The majority decision in Parents is an accurate reflection of the recent swing in the U.S. Supreme Court towards Conservatism. Nevertheless, it falls short of the full expectations of the right wingers, partly due to the 'swing' vote of Justice Kennedy, who despite endorsing the majority opinion in the case, has tried to soften its effect by writing a separate opinion, which keeps the door partially open for public schools to consider race for ensuring equal educational opportunity in certain circumstances.
Parents Involved in Community Schools v. Seattle School District No. 1 Et Al." No. 05-908. Find Law for Professionals. 2007. August 5, 2007. http://caselaw.lp.findlaw.com/cgi-bin/getcase.pl?court=U.S.&navby=case&vol=000&invol=05-908
Lieberman. Jethro K. "Supreme Court of the United States." Microsoft Encarta Online Encyclopedia. 2007. August 5, 2007. http://encarta.msn.com/encyclopedia_761574302/Supreme_Court_of_the_United_States.html
This desire of the Presidents has not always worked according to plan: Justice Earl Warren, for example, who was nominated by President Eisenhower (a Conservative) turned out to be one of the most liberal judges in U.S. history

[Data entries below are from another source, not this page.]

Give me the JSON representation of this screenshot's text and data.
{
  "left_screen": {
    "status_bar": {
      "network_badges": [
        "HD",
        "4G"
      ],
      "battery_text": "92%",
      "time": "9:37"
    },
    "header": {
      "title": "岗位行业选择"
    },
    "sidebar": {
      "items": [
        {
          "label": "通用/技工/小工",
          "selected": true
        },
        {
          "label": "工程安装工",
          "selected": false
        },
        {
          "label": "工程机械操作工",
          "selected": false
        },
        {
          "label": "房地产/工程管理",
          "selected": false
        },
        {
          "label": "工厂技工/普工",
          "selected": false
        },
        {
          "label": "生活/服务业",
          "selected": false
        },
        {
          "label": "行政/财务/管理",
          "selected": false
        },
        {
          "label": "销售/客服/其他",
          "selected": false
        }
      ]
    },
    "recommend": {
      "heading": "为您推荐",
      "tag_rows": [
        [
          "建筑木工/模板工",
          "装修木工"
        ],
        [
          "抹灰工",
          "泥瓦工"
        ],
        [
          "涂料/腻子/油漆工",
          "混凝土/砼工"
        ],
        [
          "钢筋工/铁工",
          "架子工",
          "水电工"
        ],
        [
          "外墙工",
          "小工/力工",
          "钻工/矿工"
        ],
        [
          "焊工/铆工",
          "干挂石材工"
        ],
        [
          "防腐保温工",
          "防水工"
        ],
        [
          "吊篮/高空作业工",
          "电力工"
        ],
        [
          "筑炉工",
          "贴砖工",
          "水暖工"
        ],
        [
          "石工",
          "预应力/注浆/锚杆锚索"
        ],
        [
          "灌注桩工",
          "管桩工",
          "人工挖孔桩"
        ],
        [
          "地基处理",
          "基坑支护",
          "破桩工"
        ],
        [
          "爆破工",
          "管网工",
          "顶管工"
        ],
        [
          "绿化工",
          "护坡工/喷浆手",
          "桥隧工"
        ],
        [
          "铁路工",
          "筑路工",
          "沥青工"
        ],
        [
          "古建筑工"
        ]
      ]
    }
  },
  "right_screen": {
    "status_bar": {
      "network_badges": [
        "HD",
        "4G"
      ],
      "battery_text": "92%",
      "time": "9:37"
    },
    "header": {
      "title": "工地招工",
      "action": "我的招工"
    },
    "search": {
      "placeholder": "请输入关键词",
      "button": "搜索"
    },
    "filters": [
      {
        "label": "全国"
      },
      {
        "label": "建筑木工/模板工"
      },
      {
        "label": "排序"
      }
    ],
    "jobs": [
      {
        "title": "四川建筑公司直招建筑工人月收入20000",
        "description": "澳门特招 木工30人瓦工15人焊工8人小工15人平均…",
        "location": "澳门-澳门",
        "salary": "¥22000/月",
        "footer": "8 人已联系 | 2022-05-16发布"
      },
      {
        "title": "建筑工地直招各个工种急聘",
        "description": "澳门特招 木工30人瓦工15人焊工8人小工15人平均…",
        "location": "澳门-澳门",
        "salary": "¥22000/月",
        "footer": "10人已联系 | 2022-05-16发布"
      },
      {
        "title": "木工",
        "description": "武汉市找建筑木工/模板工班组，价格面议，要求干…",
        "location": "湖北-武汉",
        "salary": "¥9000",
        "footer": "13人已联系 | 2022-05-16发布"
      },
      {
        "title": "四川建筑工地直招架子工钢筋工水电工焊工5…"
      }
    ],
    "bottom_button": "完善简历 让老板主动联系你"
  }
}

In the popular perception, Chief Justice Roberts and Justices Scalia, Thomas, and Alito are the Court's "conservative" judges, while Justices Stevens, Souter, Ginsburg and Breyer are categorized as "liberal"; Justice Kennedy is generally considered as a "moderate conservative"
In Grutter v. Bollinger (2003) and Gratz v. Bollinger (2003), the Supreme Court had decided that race-based classifications must be directed toward a "compelling government interest" and must be "narrowly tailored" to that interest.
Justice Kennedy observes in his separate decision: "...a district may consider it a compelling interest to achieve a diverse student population. Race may be one component of that diversity, but other demographic factors, plus special talents and needs, should also be considered."
Justice Roberts observes in his majority opinion: "The way to stop discrimination on the basis of race is to stop discriminating on the basis of race."
Justice Thomas is the only black member of the Supreme Court but is well-known for his ultra conservative views